Competition, The “Purgatory” and Urgency A. The Customer is Always King – But it has be win/win We all know the customer is king. But this principle backfires when we agree to an adversarial buying program that diminishes our selling. For instance: The Purgatory of Call Me Back in 2 Weeks. We have all had the experience: 1. We meet the prospect, get invited to bid and submit the bid. 2. We call back at the agreed upon time to follow up and are told: “I haven’t looked at the proposal yet; call me back in 2 weeks.” 3. So we call back in 2 weeks, and get told: “Call me back in 2 weeks” Ad infinitim. Some people call this…The Purgatory of Call me Back in 2 weeks. Here’s a troubling thought – could our selling system be encouraging this? B. Safe vs. Serious Conversations The core of selling is conversations. There are two types: 1) Safe – the prospect will never give you any business; they are in the conversation for another reason. Typically, they want a 3rd price to gauge the effectiveness of their buying from the incumbent 2) Serious – the prospect has a compelling need and is willing to discuss it. How do you know if you’re in a serious conversation (assuming it’s not a 1 call close?) We watch what the prospect does, not what the prospect says. Thought question: Are we encouraging the prospect to act seriously? C. The Payment in Kind Principle We all know the salesperson who returns from a sales meeting and declares: “It was a great meeting!” When asked why, he says: “They loved me.” Subsequently, we lose the business and learn we never had a chance. We were actually in “The Purgatory of Call Me Back in 2 weeks.” This salesperson overly relied on body language and social cues, which were positive. These are important, but not nearly enough. He probably didn’t encourage the prospect to engage in behaviors that are appropriate to a serious conversation: getting to know our strengths, our integrity, and our quality. Examples might include: inviting us back to go over a proposal, checking our references, introducing us to other key decision-makers. A serious prospect would do one or more of these behaviors. We know this from experience. The challenge is to encourage new prospects to be serious. We call these behaviors “payments in kind” or PIK’s for short. At an early stage of the selling process, we can’t reasonably ask the prospect to send us money. But we can ask for appropriate payments: PIK’s – behaviors appropriate to a serious interaction. If we don’t encourage the prospect to “get to know us”, we force them to make a price buy. This can often be lose/lose. And when this happens, it’s our fault, a failure in selling. We have to “earn the right” to PIK’s. We do this – earn the right – with a focus on meeting the prospect’s urgent need. It wasn’t always so. D. Major Post World War II eras in selling

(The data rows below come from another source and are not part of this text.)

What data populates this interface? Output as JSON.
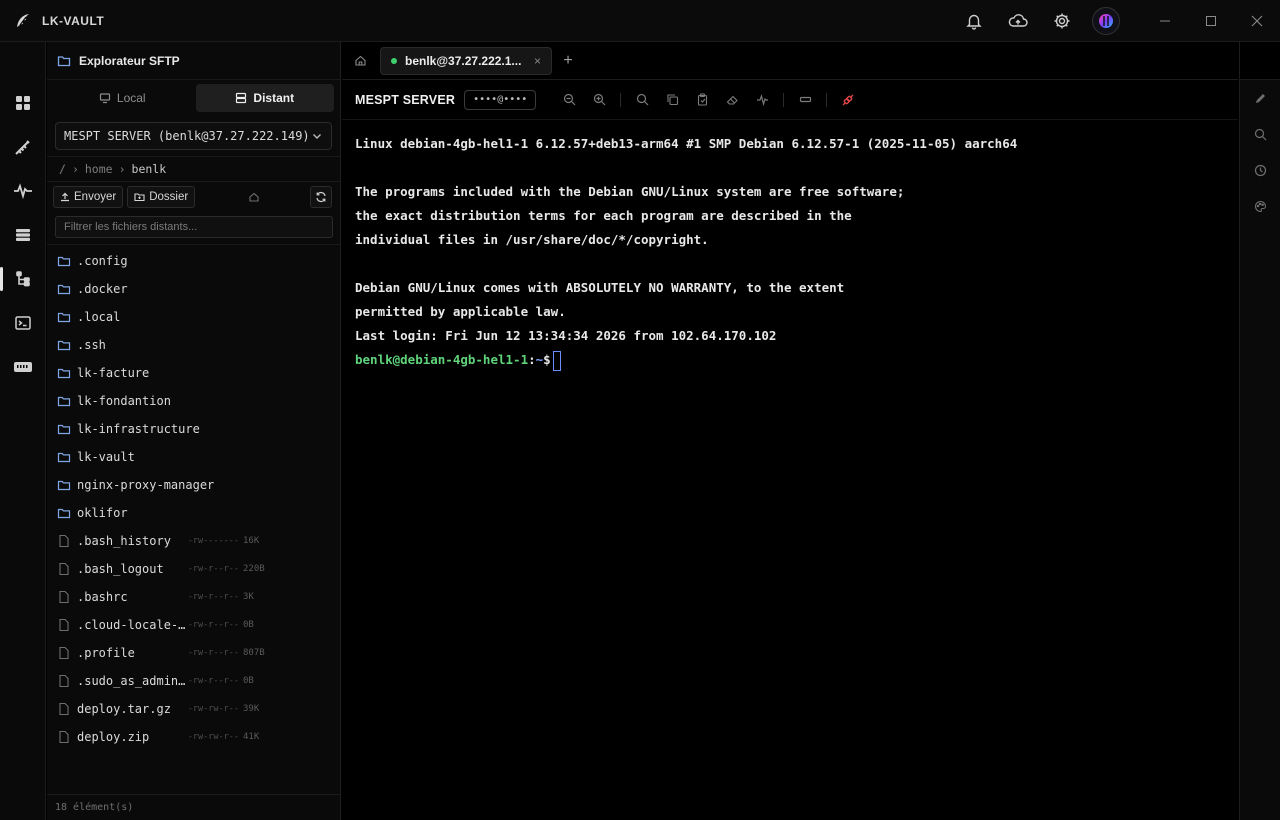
{
  "app": {
    "name": "LK-VAULT",
    "accent": "#3ecf6e",
    "background": "#000000"
  },
  "titlebar": {
    "icons": [
      "notification-bell-icon",
      "cloud-sync-icon",
      "settings-gear-icon",
      "user-avatar"
    ],
    "window_controls": [
      "minimize",
      "maximize",
      "close"
    ]
  },
  "rail": {
    "items": [
      {
        "name": "dashboard-icon",
        "active": false
      },
      {
        "name": "keys-icon",
        "active": false
      },
      {
        "name": "activity-icon",
        "active": false
      },
      {
        "name": "database-icon",
        "active": false
      },
      {
        "name": "sftp-tree-icon",
        "active": true
      },
      {
        "name": "terminal-icon",
        "active": false
      },
      {
        "name": "serial-port-icon",
        "active": false
      }
    ]
  },
  "sftp": {
    "title": "Explorateur SFTP",
    "tabs": {
      "local": "Local",
      "remote": "Distant",
      "active": "remote"
    },
    "server": "MESPT SERVER (benlk@37.27.222.149)",
    "breadcrumb": {
      "root": "/",
      "parts": [
        "home",
        "benlk"
      ]
    },
    "toolbar": {
      "upload": "Envoyer",
      "folder": "Dossier"
    },
    "filter_placeholder": "Filtrer les fichiers distants...",
    "files": [
      {
        "name": ".config",
        "type": "dir"
      },
      {
        "name": ".docker",
        "type": "dir"
      },
      {
        "name": ".local",
        "type": "dir"
      },
      {
        "name": ".ssh",
        "type": "dir"
      },
      {
        "name": "lk-facture",
        "type": "dir"
      },
      {
        "name": "lk-fondantion",
        "type": "dir"
      },
      {
        "name": "lk-infrastructure",
        "type": "dir"
      },
      {
        "name": "lk-vault",
        "type": "dir"
      },
      {
        "name": "nginx-proxy-manager",
        "type": "dir"
      },
      {
        "name": "oklifor",
        "type": "dir"
      },
      {
        "name": ".bash_history",
        "type": "file",
        "perm": "-rw-------",
        "size": "16K"
      },
      {
        "name": ".bash_logout",
        "type": "file",
        "perm": "-rw-r--r--",
        "size": "220B"
      },
      {
        "name": ".bashrc",
        "type": "file",
        "perm": "-rw-r--r--",
        "size": "3K"
      },
      {
        "name": ".cloud-locale-…",
        "type": "file",
        "perm": "-rw-r--r--",
        "size": "0B"
      },
      {
        "name": ".profile",
        "type": "file",
        "perm": "-rw-r--r--",
        "size": "807B"
      },
      {
        "name": ".sudo_as_admin…",
        "type": "file",
        "perm": "-rw-r--r--",
        "size": "0B"
      },
      {
        "name": "deploy.tar.gz",
        "type": "file",
        "perm": "-rw-rw-r--",
        "size": "39K"
      },
      {
        "name": "deploy.zip",
        "type": "file",
        "perm": "-rw-rw-r--",
        "size": "41K"
      }
    ],
    "footer": "18 élément(s)"
  },
  "main": {
    "tab": {
      "label": "benlk@37.27.222.1...",
      "close": "×",
      "status_color": "#3ecf6e"
    },
    "add_tab": "+",
    "server_name": "MESPT SERVER",
    "masked_host": "••••@••••",
    "terminal": {
      "lines": [
        "Linux debian-4gb-hel1-1 6.12.57+deb13-arm64 #1 SMP Debian 6.12.57-1 (2025-11-05) aarch64",
        "",
        "The programs included with the Debian GNU/Linux system are free software;",
        "the exact distribution terms for each program are described in the",
        "individual files in /usr/share/doc/*/copyright.",
        "",
        "Debian GNU/Linux comes with ABSOLUTELY NO WARRANTY, to the extent",
        "permitted by applicable law.",
        "Last login: Fri Jun 12 13:34:34 2026 from 102.64.170.102"
      ],
      "prompt_user": "benlk@debian-4gb-hel1-1",
      "prompt_sep": ":",
      "prompt_path": "~",
      "prompt_symbol": "$"
    }
  }
}
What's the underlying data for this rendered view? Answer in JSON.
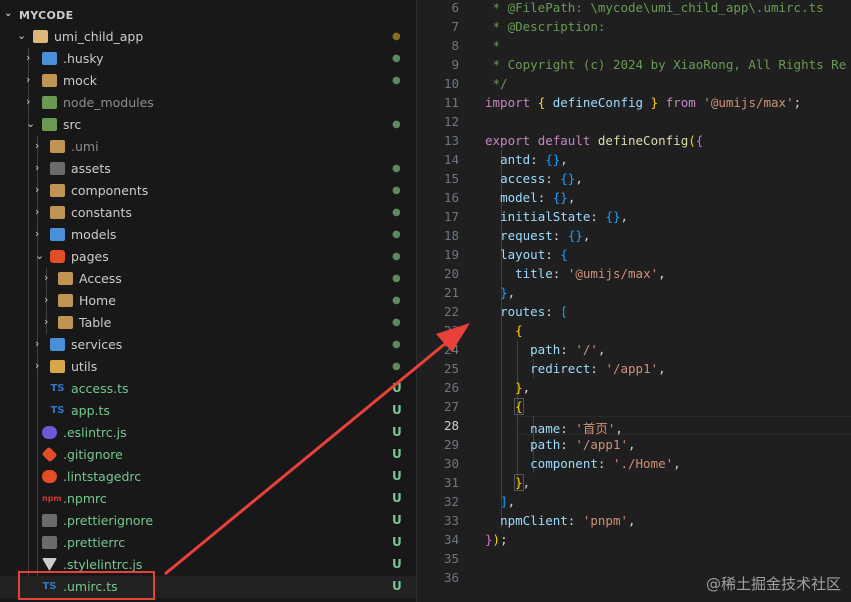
{
  "explorer": {
    "root_label": "MYCODE",
    "items": [
      {
        "name": "umi_child_app",
        "kind": "folder-open",
        "status": "dot"
      },
      {
        "name": ".husky",
        "kind": "folder",
        "status": "dot"
      },
      {
        "name": "mock",
        "kind": "folder",
        "status": "dot"
      },
      {
        "name": "node_modules",
        "kind": "folder",
        "status": ""
      },
      {
        "name": "src",
        "kind": "folder-open",
        "status": "dot"
      },
      {
        "name": ".umi",
        "kind": "folder",
        "status": ""
      },
      {
        "name": "assets",
        "kind": "folder",
        "status": "dot"
      },
      {
        "name": "components",
        "kind": "folder",
        "status": "dot"
      },
      {
        "name": "constants",
        "kind": "folder",
        "status": "dot"
      },
      {
        "name": "models",
        "kind": "folder",
        "status": "dot"
      },
      {
        "name": "pages",
        "kind": "folder-open",
        "status": "dot"
      },
      {
        "name": "Access",
        "kind": "folder",
        "status": "dot"
      },
      {
        "name": "Home",
        "kind": "folder",
        "status": "dot"
      },
      {
        "name": "Table",
        "kind": "folder",
        "status": "dot"
      },
      {
        "name": "services",
        "kind": "folder",
        "status": "dot"
      },
      {
        "name": "utils",
        "kind": "folder",
        "status": "dot"
      },
      {
        "name": "access.ts",
        "kind": "ts",
        "status": "U"
      },
      {
        "name": "app.ts",
        "kind": "ts",
        "status": "U"
      },
      {
        "name": ".eslintrc.js",
        "kind": "eslint",
        "status": "U"
      },
      {
        "name": ".gitignore",
        "kind": "git",
        "status": "U"
      },
      {
        "name": ".lintstagedrc",
        "kind": "lint",
        "status": "U"
      },
      {
        "name": ".npmrc",
        "kind": "npm",
        "status": "U"
      },
      {
        "name": ".prettierignore",
        "kind": "prettier",
        "status": "U"
      },
      {
        "name": ".prettierrc",
        "kind": "prettier",
        "status": "U"
      },
      {
        "name": ".stylelintrc.js",
        "kind": "stylelint",
        "status": "U"
      },
      {
        "name": ".umirc.ts",
        "kind": "ts",
        "status": "U"
      }
    ],
    "ts_label": "TS",
    "npm_label": "npm"
  },
  "editor": {
    "line_numbers": [
      "6",
      "7",
      "8",
      "9",
      "10",
      "11",
      "12",
      "13",
      "14",
      "15",
      "16",
      "17",
      "18",
      "19",
      "20",
      "21",
      "22",
      "23",
      "24",
      "25",
      "26",
      "27",
      "28",
      "29",
      "30",
      "31",
      "32",
      "33",
      "34",
      "35",
      "36"
    ],
    "lines": {
      "l6": " * @FilePath: \\mycode\\umi_child_app\\.umirc.ts",
      "l7": " * @Description:",
      "l8": " *",
      "l9": " * Copyright (c) 2024 by XiaoRong, All Rights Re",
      "l10": " */",
      "import_kw": "import",
      "import_name": "defineConfig",
      "from_kw": "from",
      "import_src": "'@umijs/max'",
      "export_kw": "export",
      "default_kw": "default",
      "define_fn": "defineConfig",
      "antd": "antd",
      "access": "access",
      "model": "model",
      "initialState": "initialState",
      "request": "request",
      "layout": "layout",
      "title": "title",
      "title_val": "'@umijs/max'",
      "routes": "routes",
      "path": "path",
      "path_val1": "'/'",
      "redirect": "redirect",
      "redirect_val": "'/app1'",
      "name": "name",
      "name_val": "'首页'",
      "path_val2": "'/app1'",
      "component": "component",
      "component_val": "'./Home'",
      "npmClient": "npmClient",
      "npm_val": "'pnpm'"
    }
  },
  "watermark": "@稀土掘金技术社区",
  "colors": {
    "arrow": "#e8413a",
    "highlight": "#e8413a",
    "untracked": "#73c991"
  }
}
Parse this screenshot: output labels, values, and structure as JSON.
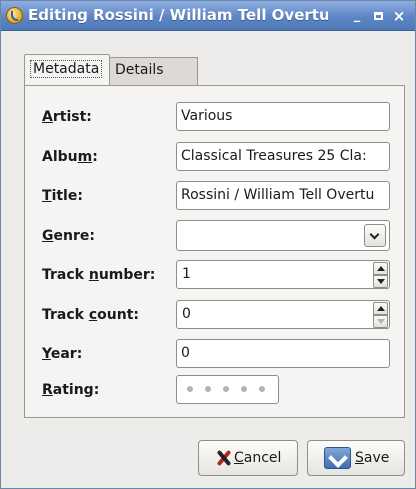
{
  "window": {
    "title": "Editing Rossini / William Tell Overtur",
    "minimize_symbol": "_",
    "close_symbol": "×"
  },
  "tabs": [
    {
      "label": "Metadata",
      "active": true
    },
    {
      "label": "Details",
      "active": false
    }
  ],
  "fields": {
    "artist": {
      "pre": "",
      "mnemonic": "A",
      "post": "rtist:",
      "value": "Various"
    },
    "album": {
      "pre": "Albu",
      "mnemonic": "m",
      "post": ":",
      "value": "Classical Treasures 25 Cla:"
    },
    "title": {
      "pre": "",
      "mnemonic": "T",
      "post": "itle:",
      "value": "Rossini / William Tell Overtu"
    },
    "genre": {
      "pre": "",
      "mnemonic": "G",
      "post": "enre:",
      "value": ""
    },
    "track_number": {
      "pre": "Track ",
      "mnemonic": "n",
      "post": "umber:",
      "value": "1"
    },
    "track_count": {
      "pre": "Track ",
      "mnemonic": "c",
      "post": "ount:",
      "value": "0"
    },
    "year": {
      "pre": "",
      "mnemonic": "Y",
      "post": "ear:",
      "value": "0"
    },
    "rating": {
      "pre": "",
      "mnemonic": "R",
      "post": "ating:",
      "stars_total": 5,
      "stars_filled": 0
    }
  },
  "buttons": {
    "cancel": {
      "mnemonic": "C",
      "rest": "ancel"
    },
    "save": {
      "mnemonic": "S",
      "rest": "ave"
    }
  },
  "icons": {
    "app": "app-icon",
    "cancel": "cancel-x-icon",
    "save": "save-arrow-icon",
    "genre_dropdown": "chevron-down-icon"
  }
}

  1. Social Selling - Noah’s Ark through 1950’s

  2. Facts and Benefits – 1950’s – 1960’s

  3. Solution Selling – 1960’s through 1980’s

  4. Challenging the customer – the modern era – selling on Urgency!

1. Social Selling established pre-flood (Noah’s Ark), effective post WWII Social selling is highly effective in a limited competition environment; for example: in the Post WWII era, where the United States had most of the factories in the World. Companies could compete on: 1) Golf outings 2) Partying 3) Belonging to the right club or social circle Thought Question: Is this as effective as it once was? If not, why not? Thought Question: Did social selling encourage appropriate PIK’s? 2. Facts and Benefits – 1960’s As competition heats up in 1960’s worldwide, sellers have to give prospects actual business reasons to buy: meeting a compelling need. Consider the introduction of audio cassettes as an alternative to records: cassettes are more convenient, portable. Facts and benefits are an early selling effort to meet the challenge of increased competition. It is very effective when social selling is the alternative. For instance:

  • If you need to play music in a remote location, you need audio cassettes. Social relations can’t win the day for records. A key discovery was made: to suggest we choose between social selling and benefits selling is a false dichotomy. We need both.

Social selling gives prospects a reason to hear our story. Benefits’ selling gives prospects a reason to buy. 3. Solution Selling: 1960’s through 1980’s – IBM and Xerox A further market development involves segmenting ma